**Problem to work on**
Restate the whole listing below word for word and keep the images out.

**Data records**
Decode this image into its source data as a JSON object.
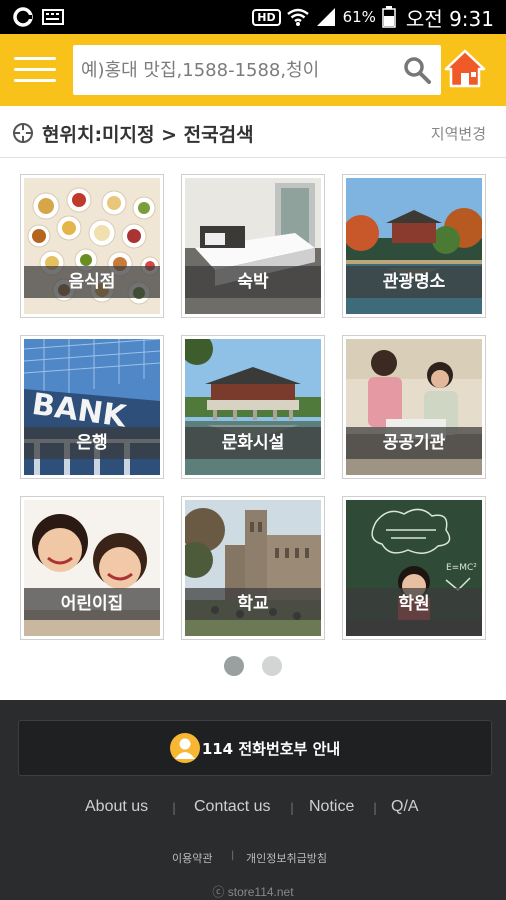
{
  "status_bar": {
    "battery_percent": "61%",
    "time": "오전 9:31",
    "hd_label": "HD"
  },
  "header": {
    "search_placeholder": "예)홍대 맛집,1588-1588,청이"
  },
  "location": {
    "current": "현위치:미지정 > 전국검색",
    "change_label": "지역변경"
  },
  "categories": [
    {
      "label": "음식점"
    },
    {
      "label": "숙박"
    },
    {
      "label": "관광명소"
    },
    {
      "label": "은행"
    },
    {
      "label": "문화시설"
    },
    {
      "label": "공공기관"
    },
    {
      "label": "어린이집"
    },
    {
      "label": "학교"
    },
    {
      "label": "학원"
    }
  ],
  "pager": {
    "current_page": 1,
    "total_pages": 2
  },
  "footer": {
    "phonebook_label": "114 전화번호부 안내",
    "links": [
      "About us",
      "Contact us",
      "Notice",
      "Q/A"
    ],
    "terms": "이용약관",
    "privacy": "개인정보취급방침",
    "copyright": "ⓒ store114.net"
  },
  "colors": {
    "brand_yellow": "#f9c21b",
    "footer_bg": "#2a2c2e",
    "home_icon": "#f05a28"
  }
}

**Response area**
Decode this image into its source data as a JSON object.
{
  "status_bar": {
    "battery_percent": "61%",
    "time": "오전 9:31",
    "hd_label": "HD"
  },
  "header": {
    "search_placeholder": "예)홍대 맛집,1588-1588,청이"
  },
  "location": {
    "current": "현위치:미지정 > 전국검색",
    "change_label": "지역변경"
  },
  "categories": [
    {
      "label": "음식점"
    },
    {
      "label": "숙박"
    },
    {
      "label": "관광명소"
    },
    {
      "label": "은행"
    },
    {
      "label": "문화시설"
    },
    {
      "label": "공공기관"
    },
    {
      "label": "어린이집"
    },
    {
      "label": "학교"
    },
    {
      "label": "학원"
    }
  ],
  "pager": {
    "current_page": 1,
    "total_pages": 2
  },
  "footer": {
    "phonebook_label": "114 전화번호부 안내",
    "links": [
      "About us",
      "Contact us",
      "Notice",
      "Q/A"
    ],
    "terms": "이용약관",
    "privacy": "개인정보취급방침",
    "copyright": "ⓒ store114.net"
  },
  "colors": {
    "brand_yellow": "#f9c21b",
    "footer_bg": "#2a2c2e",
    "home_icon": "#f05a28"
  }
}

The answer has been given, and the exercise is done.